## Requirement
The answer is a number and only a number: how many lines of the data include the string "image"?

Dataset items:
—————

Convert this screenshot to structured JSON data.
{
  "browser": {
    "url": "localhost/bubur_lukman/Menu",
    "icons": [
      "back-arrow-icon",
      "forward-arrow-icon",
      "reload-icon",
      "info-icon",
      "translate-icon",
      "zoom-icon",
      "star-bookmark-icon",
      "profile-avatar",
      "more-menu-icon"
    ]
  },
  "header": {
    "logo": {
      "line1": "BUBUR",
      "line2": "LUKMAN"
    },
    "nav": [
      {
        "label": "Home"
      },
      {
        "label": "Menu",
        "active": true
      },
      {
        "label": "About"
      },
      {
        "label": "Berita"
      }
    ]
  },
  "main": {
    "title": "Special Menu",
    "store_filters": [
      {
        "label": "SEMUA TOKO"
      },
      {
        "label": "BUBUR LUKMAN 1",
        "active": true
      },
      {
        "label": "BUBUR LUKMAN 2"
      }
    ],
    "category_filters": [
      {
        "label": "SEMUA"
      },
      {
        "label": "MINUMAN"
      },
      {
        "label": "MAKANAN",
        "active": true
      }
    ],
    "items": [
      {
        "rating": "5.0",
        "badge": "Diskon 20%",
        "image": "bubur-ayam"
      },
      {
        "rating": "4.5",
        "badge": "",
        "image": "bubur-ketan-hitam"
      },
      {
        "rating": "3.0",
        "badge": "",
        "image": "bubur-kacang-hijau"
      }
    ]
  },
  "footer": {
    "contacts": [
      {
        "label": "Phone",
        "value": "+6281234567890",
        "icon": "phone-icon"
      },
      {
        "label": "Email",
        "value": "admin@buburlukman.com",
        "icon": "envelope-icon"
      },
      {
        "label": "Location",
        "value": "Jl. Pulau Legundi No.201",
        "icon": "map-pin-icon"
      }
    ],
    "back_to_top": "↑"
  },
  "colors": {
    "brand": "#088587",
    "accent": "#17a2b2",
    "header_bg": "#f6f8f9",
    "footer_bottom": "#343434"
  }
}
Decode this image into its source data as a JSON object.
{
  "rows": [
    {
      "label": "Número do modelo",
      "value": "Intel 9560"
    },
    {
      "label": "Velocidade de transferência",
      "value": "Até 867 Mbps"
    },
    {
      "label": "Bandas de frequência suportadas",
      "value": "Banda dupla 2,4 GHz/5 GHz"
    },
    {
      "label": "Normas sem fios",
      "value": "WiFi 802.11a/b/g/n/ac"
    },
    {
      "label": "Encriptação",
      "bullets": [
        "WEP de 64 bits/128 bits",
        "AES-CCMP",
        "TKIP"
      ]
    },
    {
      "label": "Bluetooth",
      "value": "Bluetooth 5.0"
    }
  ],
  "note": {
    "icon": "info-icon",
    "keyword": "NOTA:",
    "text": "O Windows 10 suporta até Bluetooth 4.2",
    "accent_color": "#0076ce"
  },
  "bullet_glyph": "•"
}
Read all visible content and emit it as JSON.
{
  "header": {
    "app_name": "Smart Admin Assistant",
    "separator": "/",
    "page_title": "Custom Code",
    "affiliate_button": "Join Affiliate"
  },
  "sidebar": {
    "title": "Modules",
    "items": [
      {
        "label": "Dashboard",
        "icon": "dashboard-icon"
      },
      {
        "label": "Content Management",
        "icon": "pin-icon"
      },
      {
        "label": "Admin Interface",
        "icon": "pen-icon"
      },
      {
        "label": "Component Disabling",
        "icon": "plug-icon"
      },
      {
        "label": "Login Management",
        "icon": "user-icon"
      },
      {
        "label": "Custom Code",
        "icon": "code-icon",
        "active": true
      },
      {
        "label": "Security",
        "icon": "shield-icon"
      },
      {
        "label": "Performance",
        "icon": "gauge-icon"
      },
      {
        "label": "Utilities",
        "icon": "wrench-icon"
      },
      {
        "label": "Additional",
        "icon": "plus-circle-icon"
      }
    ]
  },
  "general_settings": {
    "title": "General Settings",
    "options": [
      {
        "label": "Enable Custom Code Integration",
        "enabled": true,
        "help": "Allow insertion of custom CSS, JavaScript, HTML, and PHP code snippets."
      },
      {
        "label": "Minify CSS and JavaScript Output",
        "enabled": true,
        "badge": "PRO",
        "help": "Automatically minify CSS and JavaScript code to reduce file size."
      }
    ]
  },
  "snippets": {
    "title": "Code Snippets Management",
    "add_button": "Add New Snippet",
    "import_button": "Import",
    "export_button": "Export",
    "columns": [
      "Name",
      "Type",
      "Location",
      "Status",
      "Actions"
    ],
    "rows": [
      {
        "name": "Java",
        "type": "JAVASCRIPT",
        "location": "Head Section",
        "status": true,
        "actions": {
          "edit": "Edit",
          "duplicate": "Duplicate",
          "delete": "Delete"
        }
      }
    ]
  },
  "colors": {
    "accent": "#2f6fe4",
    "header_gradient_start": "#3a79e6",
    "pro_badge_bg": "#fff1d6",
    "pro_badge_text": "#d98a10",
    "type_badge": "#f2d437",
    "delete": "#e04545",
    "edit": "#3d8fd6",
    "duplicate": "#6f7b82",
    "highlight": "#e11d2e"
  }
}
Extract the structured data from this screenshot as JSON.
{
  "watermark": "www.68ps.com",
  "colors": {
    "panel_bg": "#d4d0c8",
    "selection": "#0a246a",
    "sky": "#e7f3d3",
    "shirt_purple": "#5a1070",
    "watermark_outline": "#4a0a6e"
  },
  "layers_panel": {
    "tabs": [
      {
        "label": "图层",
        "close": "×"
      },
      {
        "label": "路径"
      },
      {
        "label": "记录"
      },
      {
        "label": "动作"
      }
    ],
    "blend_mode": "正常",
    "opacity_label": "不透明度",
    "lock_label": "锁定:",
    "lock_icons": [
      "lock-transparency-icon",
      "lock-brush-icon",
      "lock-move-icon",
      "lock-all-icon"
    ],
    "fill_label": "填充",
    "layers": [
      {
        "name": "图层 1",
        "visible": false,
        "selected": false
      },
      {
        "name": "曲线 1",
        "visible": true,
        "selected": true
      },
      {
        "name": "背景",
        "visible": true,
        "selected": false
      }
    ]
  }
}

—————

## Response to the task
4